> Exercise brief: Work out how many lines in the data include the string "arrow"; reply with that number alone.

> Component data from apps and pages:

■ ■ ■ ■

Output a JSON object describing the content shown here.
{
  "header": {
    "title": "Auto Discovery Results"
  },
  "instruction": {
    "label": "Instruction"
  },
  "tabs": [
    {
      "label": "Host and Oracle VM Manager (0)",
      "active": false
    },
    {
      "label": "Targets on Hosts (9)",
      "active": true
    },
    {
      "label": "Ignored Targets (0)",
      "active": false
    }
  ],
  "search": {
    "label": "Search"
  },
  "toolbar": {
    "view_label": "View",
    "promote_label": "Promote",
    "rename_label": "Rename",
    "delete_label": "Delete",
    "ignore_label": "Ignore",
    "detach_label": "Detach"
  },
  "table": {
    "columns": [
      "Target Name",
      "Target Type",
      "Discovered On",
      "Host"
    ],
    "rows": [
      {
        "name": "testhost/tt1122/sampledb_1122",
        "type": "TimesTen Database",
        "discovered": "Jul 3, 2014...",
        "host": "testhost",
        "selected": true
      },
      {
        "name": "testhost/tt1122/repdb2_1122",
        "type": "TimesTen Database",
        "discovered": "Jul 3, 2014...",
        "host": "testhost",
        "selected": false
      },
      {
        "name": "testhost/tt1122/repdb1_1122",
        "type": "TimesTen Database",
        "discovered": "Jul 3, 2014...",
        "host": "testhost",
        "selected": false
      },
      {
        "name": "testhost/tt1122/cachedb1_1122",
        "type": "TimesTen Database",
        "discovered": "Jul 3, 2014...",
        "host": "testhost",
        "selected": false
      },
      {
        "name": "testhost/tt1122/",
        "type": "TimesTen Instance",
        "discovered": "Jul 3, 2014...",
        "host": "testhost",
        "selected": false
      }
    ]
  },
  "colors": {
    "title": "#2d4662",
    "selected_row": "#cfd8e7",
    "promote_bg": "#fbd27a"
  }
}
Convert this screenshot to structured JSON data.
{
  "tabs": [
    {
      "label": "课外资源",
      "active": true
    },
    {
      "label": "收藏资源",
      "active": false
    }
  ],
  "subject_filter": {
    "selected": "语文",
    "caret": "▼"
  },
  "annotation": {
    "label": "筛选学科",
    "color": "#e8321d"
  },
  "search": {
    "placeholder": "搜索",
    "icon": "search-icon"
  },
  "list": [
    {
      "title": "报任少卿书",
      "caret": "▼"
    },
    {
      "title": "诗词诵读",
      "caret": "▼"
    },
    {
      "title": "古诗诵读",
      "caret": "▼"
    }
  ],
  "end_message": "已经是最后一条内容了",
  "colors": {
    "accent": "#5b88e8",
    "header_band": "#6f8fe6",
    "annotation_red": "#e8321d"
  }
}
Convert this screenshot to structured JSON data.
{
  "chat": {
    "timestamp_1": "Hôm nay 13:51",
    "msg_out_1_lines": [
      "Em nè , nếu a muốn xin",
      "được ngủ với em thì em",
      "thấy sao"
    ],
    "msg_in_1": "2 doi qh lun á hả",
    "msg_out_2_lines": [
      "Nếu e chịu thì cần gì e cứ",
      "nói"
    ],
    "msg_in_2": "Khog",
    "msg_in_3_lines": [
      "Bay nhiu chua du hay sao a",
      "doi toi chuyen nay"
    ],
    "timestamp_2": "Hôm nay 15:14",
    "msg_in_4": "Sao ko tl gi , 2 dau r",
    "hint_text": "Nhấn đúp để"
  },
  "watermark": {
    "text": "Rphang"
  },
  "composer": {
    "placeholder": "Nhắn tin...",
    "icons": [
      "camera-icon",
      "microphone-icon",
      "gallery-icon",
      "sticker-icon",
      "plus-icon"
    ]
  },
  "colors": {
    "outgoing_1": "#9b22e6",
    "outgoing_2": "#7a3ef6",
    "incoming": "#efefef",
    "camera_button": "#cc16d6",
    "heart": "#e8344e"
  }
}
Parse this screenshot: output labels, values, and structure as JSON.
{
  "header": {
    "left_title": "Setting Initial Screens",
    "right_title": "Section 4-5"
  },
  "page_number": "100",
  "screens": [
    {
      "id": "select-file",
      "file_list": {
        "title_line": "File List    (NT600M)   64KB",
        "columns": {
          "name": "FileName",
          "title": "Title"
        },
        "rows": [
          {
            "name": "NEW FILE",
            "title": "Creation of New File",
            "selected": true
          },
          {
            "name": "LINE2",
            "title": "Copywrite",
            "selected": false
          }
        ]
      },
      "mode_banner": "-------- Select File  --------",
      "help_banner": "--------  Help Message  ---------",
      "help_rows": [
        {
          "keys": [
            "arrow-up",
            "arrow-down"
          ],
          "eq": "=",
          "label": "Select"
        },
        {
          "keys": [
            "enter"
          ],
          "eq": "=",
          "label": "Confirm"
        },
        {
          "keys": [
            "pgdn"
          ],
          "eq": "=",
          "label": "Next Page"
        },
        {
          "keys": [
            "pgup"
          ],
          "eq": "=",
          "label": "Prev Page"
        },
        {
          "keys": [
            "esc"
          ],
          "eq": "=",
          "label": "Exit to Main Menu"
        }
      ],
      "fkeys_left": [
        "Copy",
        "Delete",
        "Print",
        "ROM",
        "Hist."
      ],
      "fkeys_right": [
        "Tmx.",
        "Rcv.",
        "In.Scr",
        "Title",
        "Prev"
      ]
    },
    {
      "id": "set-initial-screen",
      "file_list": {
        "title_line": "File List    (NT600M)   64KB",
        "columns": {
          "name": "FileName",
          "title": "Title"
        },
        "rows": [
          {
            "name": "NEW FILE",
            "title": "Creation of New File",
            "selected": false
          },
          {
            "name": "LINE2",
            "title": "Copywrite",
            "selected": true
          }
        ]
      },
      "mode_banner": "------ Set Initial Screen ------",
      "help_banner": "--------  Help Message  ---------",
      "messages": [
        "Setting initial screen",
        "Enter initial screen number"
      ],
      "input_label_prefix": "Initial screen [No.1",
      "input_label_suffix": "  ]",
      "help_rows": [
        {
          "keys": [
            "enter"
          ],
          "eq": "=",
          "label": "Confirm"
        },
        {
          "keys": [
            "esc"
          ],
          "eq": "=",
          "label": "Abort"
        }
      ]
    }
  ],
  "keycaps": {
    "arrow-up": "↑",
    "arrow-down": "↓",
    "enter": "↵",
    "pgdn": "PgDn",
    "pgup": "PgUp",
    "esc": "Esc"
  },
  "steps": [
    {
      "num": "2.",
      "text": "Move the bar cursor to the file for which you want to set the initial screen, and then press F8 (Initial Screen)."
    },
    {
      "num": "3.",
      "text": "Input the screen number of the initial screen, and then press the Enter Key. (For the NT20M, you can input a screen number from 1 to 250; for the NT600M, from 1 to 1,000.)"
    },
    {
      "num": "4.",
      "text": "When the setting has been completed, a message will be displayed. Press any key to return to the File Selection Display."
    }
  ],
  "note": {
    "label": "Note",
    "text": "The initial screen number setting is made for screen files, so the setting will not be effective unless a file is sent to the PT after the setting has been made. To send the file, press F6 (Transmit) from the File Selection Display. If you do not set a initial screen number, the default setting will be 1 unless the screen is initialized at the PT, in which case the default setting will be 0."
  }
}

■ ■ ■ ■

> Answer section: 4